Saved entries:
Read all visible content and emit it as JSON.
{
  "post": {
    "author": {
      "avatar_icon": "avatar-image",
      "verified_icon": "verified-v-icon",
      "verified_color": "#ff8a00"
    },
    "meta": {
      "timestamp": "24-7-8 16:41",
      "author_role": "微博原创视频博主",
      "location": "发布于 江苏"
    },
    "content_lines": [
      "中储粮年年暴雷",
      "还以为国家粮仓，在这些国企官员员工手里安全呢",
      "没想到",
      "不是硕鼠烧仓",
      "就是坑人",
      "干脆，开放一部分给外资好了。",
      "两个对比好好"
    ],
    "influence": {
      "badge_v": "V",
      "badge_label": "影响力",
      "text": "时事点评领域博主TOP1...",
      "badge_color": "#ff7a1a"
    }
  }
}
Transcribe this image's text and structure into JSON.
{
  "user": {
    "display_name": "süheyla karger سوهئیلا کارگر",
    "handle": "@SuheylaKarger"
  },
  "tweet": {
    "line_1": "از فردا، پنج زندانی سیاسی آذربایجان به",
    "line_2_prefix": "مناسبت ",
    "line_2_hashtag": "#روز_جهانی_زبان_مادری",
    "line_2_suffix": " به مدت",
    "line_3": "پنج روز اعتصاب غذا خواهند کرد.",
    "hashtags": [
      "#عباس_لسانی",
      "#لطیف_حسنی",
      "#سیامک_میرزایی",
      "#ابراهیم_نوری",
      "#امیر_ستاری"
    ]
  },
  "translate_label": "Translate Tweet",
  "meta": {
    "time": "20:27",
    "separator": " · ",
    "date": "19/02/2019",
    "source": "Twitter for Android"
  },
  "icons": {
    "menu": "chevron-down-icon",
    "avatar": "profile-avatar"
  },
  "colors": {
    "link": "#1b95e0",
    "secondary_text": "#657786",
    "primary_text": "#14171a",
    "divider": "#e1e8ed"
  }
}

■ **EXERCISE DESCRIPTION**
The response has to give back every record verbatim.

■ **ANSWER TO THIS PROBLEM**
Read all visible content and emit it as JSON.
{
  "post": {
    "author": {
      "avatar_icon": "avatar-image",
      "verified_icon": "verified-v-icon",
      "verified_color": "#ff8a00"
    },
    "meta": {
      "timestamp": "24-7-8 16:41",
      "author_role": "微博原创视频博主",
      "location": "发布于 江苏"
    },
    "content_lines": [
      "中储粮年年暴雷",
      "还以为国家粮仓，在这些国企官员员工手里安全呢",
      "没想到",
      "不是硕鼠烧仓",
      "就是坑人",
      "干脆，开放一部分给外资好了。",
      "两个对比好好"
    ],
    "influence": {
      "badge_v": "V",
      "badge_label": "影响力",
      "text": "时事点评领域博主TOP1...",
      "badge_color": "#ff7a1a"
    }
  }
}
Transcribe this image's text and structure into JSON.
{
  "user": {
    "display_name": "süheyla karger سوهئیلا کارگر",
    "handle": "@SuheylaKarger"
  },
  "tweet": {
    "line_1": "از فردا، پنج زندانی سیاسی آذربایجان به",
    "line_2_prefix": "مناسبت ",
    "line_2_hashtag": "#روز_جهانی_زبان_مادری",
    "line_2_suffix": " به مدت",
    "line_3": "پنج روز اعتصاب غذا خواهند کرد.",
    "hashtags": [
      "#عباس_لسانی",
      "#لطیف_حسنی",
      "#سیامک_میرزایی",
      "#ابراهیم_نوری",
      "#امیر_ستاری"
    ]
  },
  "translate_label": "Translate Tweet",
  "meta": {
    "time": "20:27",
    "separator": " · ",
    "date": "19/02/2019",
    "source": "Twitter for Android"
  },
  "icons": {
    "menu": "chevron-down-icon",
    "avatar": "profile-avatar"
  },
  "colors": {
    "link": "#1b95e0",
    "secondary_text": "#657786",
    "primary_text": "#14171a",
    "divider": "#e1e8ed"
  }
}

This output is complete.